Patent Ship's Chair by Cruikshanks

Patent Ship's Chair by Cruikshanks


A mahogany and iron Ship's Chair with high, concave back.

The top half of this chair is mahogany and is more elegant that most Ship's chairs. The back has a good curve and the arms a good shape, terminating in a scroll. The centre of the back is made up of two Xs above a bar. By the nature of their construction, they have weak points and close examination shows their repairs and restoration.

The base is cast iron and has cabriole legs with a hoof foot. The legs are united by a cross stretcher with a central hole to bolt the chair down. This chair has a greater stability than most ship's chairs which partly rely on being bolted down. The padded, oil cloth seat is removable.

The patent refers to the sliding action of the seat which both turns and moves from front to back. These chairs were made to be used in dining rooms; the sitter had to be close enough to eat but also able to get their legs out from under the table. This problem was normally solved by making the chair revolving. Cruikshank's patent takes it a step further.

Cruikshanks were one of a number of Scottish cast foundries in the second half of the 19th century. The company was formed by Robert and Archibald Cruikshank in 1863 but needed an injection of capital four years later from Thomas Shanks, who became a partner, to survive. Their factory was the Denny Works, Glasgow Road, Denny, Stirlingshire. Although they produced a range of iron works from drainpipes to sewing machines, items for the local ship building industry was important to them. The company grew through the remainder of the century but by 1900 the Cruikshanks had become minority shareholders and were finally bought out by the Shanks family. In 1901 Cruikshanks became a limited company and continued to expand. The Great War brought both labour and materials problems and Government contracts, as it did for many. They survived that war and the next continuing until 1985.
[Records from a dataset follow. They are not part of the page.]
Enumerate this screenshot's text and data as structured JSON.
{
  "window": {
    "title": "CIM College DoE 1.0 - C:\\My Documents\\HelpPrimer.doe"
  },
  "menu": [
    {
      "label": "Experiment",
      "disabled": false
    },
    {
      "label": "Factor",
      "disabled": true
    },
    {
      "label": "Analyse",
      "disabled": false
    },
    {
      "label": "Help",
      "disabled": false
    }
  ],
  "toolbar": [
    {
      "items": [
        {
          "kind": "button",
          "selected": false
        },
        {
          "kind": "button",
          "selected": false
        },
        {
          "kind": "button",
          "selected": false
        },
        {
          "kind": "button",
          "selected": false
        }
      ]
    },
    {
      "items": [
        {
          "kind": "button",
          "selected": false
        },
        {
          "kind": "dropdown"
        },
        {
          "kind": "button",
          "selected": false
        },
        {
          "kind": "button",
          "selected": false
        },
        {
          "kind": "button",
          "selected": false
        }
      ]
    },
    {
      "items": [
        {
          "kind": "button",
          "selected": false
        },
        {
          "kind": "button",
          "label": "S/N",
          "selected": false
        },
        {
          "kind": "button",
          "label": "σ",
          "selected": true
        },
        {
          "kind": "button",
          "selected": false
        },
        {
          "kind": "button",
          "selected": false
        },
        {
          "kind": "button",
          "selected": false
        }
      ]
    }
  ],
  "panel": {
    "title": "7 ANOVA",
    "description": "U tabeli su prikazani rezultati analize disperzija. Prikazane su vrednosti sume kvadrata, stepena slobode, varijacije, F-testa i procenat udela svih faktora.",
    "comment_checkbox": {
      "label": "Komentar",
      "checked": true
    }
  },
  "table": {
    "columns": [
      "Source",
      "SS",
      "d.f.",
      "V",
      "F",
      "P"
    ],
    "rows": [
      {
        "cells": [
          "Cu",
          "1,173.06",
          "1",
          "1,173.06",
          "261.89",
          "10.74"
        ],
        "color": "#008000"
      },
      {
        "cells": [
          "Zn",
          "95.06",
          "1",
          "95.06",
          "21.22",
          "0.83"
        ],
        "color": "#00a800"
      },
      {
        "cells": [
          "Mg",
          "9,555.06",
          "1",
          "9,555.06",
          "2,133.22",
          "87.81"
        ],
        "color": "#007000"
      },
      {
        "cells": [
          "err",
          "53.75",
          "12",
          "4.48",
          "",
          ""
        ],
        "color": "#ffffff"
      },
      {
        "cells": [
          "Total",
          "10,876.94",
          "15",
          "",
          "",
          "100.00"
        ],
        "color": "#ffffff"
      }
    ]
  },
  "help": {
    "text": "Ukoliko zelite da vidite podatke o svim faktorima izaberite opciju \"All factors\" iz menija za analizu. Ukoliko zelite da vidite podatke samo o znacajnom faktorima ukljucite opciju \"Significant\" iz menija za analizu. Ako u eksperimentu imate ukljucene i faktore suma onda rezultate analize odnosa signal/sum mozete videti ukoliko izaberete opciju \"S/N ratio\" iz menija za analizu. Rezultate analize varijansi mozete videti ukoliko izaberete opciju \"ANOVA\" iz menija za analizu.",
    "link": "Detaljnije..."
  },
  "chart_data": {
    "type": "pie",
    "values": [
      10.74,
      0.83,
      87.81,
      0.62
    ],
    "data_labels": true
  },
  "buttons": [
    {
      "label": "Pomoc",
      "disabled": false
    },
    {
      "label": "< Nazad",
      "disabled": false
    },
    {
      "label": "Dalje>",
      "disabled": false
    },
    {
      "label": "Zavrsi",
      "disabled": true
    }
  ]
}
This Ship's Chair stand out from most both for its patent action to the seat and for the unusual design to the back. Cruikshanks also made a chair with a similar base but with a shield back and no arms. We can date it to the very early 20th century from the addition of Ltd to the company name. Circa 1910.


Height 90.77 cm / 35 34"
Width 55.86 cm / 22 "
Depth 55.86 cm / 22 "

Circa 1910


Mahogany & Iron






Ship's Furniture

Furnishing The Empire